Published 1/1/2014
Theodore J. Clark, MD

Hope for a National Good Samaritan Law?

In deciding whether or not to provide care in an emergency—such as those discussed in the article “On Call at 30,000 Feet” (AAOS Now, September 2013)—physicians will inevitably take into account concerns about potential liability. Although the Aviation Medical Assistance Act “and other Good Samaritan laws” (including those covered in this issue’s article on “Liability and Good Samaritan Laws,” page 34) provide some protection, the U.S. volunteer system still has unaddressed gaps, most notably in the event of a wide-scale disaster.

This is why all healthcare providers should support HR 1733, the Good Samaritan Health Professionals Act. This law, if enacted, would offer reassurance concerning potential medical professional liability claims for physicians who wish to provide assistance when a major emergency arises.
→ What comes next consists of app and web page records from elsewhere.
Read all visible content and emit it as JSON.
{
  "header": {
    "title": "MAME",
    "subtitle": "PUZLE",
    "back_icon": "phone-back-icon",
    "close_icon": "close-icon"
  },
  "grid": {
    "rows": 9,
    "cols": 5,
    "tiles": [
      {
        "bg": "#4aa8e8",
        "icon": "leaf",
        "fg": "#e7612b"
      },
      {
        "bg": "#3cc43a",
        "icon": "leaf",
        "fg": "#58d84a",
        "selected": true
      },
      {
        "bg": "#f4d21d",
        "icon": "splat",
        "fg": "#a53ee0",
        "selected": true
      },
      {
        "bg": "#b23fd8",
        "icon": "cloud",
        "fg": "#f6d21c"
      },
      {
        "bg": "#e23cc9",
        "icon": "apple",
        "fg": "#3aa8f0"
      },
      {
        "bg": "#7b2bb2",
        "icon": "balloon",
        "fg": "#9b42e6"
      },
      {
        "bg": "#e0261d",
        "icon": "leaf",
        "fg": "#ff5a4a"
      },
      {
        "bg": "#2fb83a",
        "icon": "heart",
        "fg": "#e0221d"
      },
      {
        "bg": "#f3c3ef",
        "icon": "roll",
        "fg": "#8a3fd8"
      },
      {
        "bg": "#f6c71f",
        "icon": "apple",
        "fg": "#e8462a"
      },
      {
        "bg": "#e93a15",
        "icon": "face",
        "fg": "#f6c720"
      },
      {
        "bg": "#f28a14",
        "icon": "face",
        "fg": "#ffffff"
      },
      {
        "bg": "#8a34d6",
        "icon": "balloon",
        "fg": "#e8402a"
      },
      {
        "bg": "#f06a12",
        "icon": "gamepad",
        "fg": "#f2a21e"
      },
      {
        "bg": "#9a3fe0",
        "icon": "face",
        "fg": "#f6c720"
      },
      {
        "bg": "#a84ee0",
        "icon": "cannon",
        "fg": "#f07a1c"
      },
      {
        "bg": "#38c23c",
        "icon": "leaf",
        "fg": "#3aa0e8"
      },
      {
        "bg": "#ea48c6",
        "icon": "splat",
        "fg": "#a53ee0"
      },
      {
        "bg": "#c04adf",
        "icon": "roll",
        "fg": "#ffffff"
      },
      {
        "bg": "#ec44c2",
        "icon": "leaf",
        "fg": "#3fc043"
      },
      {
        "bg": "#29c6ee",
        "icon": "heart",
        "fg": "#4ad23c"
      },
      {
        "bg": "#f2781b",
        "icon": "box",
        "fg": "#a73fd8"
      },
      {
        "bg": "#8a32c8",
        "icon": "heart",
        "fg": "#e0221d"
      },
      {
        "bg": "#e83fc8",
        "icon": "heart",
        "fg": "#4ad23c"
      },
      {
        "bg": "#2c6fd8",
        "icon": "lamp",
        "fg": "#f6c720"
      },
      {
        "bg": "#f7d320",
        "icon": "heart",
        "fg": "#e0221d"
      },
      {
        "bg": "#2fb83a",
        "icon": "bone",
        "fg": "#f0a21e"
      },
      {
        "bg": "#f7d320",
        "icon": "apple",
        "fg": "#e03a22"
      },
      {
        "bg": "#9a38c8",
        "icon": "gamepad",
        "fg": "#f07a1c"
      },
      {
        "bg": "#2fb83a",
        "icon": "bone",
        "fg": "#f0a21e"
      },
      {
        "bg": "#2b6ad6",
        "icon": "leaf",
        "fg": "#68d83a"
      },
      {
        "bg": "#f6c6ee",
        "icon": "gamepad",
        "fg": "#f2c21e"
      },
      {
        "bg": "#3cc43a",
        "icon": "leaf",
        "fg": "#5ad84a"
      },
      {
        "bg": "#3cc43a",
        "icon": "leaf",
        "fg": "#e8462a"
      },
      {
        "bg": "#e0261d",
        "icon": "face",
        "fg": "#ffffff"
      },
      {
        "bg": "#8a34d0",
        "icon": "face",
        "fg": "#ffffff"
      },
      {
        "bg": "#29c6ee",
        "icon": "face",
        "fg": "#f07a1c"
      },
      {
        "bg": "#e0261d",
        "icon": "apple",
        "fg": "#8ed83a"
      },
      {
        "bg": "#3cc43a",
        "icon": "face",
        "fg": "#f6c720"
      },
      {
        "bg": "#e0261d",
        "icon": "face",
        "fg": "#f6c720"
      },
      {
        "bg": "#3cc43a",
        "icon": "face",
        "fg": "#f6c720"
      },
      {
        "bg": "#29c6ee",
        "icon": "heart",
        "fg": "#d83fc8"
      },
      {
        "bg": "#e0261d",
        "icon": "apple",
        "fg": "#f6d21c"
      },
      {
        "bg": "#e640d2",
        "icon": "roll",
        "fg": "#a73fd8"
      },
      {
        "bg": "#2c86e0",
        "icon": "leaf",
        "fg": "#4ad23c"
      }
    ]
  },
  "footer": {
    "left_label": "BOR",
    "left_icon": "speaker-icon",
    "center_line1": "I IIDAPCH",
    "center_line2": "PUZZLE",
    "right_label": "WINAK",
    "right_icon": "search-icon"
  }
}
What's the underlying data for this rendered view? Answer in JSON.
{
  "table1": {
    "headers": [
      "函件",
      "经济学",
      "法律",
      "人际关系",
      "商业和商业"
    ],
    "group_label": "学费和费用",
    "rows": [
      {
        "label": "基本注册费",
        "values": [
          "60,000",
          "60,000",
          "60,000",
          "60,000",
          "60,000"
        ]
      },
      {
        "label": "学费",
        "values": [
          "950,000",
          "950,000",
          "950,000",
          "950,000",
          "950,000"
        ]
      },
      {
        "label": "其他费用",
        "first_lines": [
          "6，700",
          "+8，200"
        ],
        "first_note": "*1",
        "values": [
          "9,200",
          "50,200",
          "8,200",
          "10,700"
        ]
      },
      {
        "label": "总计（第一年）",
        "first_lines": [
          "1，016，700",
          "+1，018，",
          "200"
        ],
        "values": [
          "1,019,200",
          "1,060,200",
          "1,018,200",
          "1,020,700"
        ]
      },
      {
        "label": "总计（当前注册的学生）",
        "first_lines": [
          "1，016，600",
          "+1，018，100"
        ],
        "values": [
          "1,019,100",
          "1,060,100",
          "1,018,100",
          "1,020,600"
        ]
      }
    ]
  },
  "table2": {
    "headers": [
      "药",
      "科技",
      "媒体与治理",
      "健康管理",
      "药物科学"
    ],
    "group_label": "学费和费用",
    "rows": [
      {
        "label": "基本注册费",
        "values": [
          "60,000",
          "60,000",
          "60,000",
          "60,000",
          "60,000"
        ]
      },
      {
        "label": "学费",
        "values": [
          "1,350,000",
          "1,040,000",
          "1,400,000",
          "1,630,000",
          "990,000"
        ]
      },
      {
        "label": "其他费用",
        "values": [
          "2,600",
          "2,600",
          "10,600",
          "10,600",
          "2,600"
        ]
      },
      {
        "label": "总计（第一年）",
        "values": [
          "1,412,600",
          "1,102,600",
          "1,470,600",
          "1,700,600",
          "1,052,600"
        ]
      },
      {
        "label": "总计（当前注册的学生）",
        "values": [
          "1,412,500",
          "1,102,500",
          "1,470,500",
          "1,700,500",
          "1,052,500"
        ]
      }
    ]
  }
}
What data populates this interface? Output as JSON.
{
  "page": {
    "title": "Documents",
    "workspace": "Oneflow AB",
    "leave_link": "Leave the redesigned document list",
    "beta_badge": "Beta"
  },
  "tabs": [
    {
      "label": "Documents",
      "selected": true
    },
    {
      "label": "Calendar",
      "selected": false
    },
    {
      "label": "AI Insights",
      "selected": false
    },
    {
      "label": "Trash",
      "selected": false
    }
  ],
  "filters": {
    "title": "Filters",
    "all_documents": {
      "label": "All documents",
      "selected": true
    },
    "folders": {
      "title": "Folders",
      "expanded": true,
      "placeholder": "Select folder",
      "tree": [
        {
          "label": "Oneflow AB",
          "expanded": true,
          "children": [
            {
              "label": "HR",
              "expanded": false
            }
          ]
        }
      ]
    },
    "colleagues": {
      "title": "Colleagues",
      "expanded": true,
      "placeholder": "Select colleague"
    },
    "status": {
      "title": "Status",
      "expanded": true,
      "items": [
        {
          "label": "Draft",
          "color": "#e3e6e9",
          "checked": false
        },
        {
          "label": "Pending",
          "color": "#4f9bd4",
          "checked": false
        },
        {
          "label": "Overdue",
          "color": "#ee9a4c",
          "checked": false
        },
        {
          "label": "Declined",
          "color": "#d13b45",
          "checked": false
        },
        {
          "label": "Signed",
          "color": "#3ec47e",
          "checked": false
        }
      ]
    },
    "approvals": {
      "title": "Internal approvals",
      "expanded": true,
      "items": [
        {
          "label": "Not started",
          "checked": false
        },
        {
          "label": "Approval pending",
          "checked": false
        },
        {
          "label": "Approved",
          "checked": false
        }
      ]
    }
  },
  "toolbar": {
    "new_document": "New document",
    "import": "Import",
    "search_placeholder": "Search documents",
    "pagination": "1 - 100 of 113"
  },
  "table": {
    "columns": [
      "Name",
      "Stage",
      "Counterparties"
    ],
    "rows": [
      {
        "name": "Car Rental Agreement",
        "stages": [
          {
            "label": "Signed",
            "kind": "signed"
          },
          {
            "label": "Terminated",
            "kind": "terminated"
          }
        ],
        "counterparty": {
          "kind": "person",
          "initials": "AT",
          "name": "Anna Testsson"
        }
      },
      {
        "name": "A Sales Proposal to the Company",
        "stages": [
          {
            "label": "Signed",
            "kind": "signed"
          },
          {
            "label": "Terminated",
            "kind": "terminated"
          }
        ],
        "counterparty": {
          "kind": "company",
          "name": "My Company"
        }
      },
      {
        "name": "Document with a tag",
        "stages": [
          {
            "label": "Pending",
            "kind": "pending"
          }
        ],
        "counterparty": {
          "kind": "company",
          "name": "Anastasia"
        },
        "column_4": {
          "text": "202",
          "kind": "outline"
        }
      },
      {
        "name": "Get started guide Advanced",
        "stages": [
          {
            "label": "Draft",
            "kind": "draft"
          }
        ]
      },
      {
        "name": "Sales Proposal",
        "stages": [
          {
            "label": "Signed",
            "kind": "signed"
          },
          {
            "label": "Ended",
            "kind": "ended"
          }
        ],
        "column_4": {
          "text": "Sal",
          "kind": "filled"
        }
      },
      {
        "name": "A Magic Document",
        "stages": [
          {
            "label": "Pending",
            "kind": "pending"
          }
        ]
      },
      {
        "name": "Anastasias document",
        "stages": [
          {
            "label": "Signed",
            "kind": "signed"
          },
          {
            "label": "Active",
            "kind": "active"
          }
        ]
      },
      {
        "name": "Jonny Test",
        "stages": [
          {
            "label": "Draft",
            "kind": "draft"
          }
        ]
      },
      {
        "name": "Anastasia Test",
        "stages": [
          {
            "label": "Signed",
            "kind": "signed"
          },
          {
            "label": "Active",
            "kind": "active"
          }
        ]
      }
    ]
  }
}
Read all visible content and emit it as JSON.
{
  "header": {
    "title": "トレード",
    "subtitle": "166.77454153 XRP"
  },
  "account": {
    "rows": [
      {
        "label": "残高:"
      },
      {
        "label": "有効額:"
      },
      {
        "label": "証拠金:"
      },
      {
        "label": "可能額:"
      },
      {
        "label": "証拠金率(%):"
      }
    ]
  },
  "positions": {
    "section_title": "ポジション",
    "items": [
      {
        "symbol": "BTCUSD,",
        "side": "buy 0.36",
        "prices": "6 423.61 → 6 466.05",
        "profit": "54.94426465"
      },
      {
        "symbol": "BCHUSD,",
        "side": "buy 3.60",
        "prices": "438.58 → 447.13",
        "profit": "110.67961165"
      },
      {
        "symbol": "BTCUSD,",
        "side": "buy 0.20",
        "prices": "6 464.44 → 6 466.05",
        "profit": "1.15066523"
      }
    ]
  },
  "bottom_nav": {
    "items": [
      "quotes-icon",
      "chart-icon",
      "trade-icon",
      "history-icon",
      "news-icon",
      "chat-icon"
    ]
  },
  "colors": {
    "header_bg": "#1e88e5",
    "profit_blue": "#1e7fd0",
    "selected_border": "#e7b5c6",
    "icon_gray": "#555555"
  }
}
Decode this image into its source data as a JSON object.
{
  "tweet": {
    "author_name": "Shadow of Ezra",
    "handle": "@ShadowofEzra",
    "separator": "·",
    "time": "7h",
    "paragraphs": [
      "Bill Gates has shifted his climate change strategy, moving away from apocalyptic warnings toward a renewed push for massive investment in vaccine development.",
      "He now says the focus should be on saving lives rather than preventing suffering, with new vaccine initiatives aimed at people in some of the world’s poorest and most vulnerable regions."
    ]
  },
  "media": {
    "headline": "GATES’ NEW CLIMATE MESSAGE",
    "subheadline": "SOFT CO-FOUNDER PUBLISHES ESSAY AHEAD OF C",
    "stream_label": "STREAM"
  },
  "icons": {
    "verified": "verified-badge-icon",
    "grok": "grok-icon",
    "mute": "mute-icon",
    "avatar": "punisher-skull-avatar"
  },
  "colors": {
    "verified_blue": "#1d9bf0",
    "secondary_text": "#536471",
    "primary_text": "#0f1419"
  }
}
HR 1733, introduced by Rep. Marsha Blackburn (Tenn.), provides explicit protection from medical professional liability claims to the men and women who are so critical to minimizing the harm that disasters, whether natural or man-made, can inflict. This legislation will make it easier to rapidly deploy healthcare services across state lines, by providing immediate and clear civil-suit immunity for all healthcare workers who volunteer their services to treat victims of a federally declared disaster. Currently, due to the limited scope of state Good Samaritan laws, no such broad-based protections exist.

In 1997, to provide some measure of protection for volunteers, Congress passed the Federal Volunteer Protection Act (FVPA). However, this law has limitations. It covers only volunteers who offer services in their home state and who are affiliated with a charitable organization. Although certainly a significant step, the FVPA is insufficient in the face of a national crisis.

In-flight emergencies are rare—only one such event occurred for every 604 flights flown between 2008 and 2010. But the time to prepare for a rare event is now, not after it happens. If HR 1733 is enacted, physicians will be able to respond immediately to a federal disaster, without having to second-guess themselves about potential medical professional liability issues.

The Physician Insurers Association of America (PIAA), the insurance trade association that represents medical professional liability entities, with support from the American Association of Orthopaedic Surgeons, the American Medical Association, the American College of Surgeons, and other medical organizations, is leading the efforts to make The Good Samaritan Health Professionals Act a reality. For more information, visit www.piaa.us

Theodore J. Clarke, MD, chairs the PIAA board of directors and is chairman and CEO of the COPIC Companies, medical liability insurance providers.